Many Americans who have yet to be vaccinated cite one of three reasons: either they are concerned about possible side effects, or they want to wait to see if it is safe, or it is difficult for them to obtain a vaccination. Others cite different reasons.
Nationwide, 17,040,000 people, 6.8% of the adult population, do not trust the COVID-19 vaccines, and another 7,350,000, or 2.9%, do not think COVID-19 is a big threat. Additionally, 14,070,000 American adults, or 5.6% of the 18 and older population, have not been vaccinated because they do not trust the government.
In Maryland, an estimated 265,500 adults, or 5.8%, say they will likely refuse the vaccine. Of all adults in the state, 4.7% will refuse because they do not trust the COVID-19 vaccine specifically, 1.3% because they do not think COVID-19 is a big threat, and 4.6% because they distrust the government.
Despite pockets of resistance, Maryland is doing a better job at vaccinating its population quickly than most states. So far, 64.2% of Maryland’s population are fully vaccinated, compared to 56.4% of all Americans.
Meanwhile, the virus continues to spread. Since the beginning of the pandemic, there have been 530,861 confirmed cases of the virus in the Maryland, and a total of 10,426 residents have died as a result.
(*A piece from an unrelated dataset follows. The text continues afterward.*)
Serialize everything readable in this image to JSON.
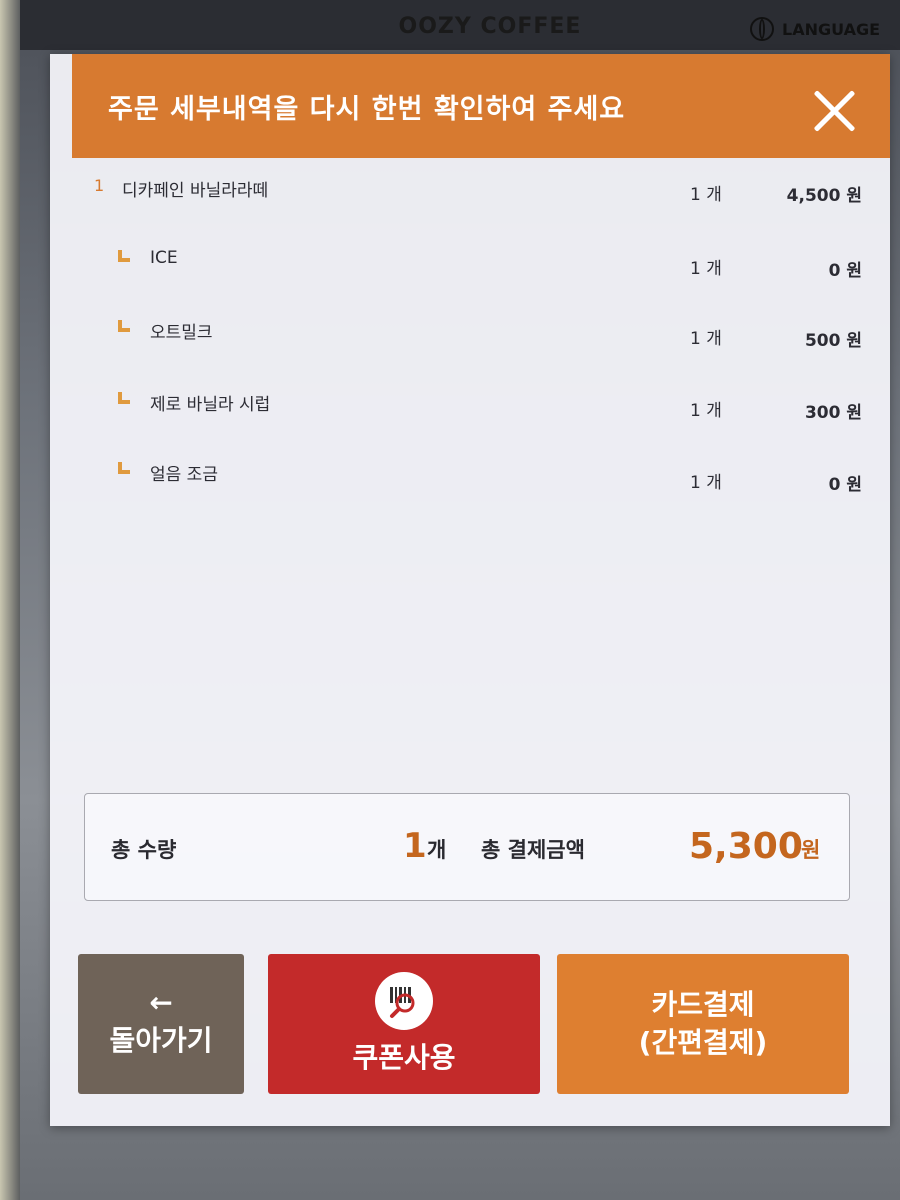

All survey data used in this story was published by the Census on Sept. 22, 2021. All data related to COVID-19 infections, fatalities, and vaccinations is current as of Sept. 30, 2021.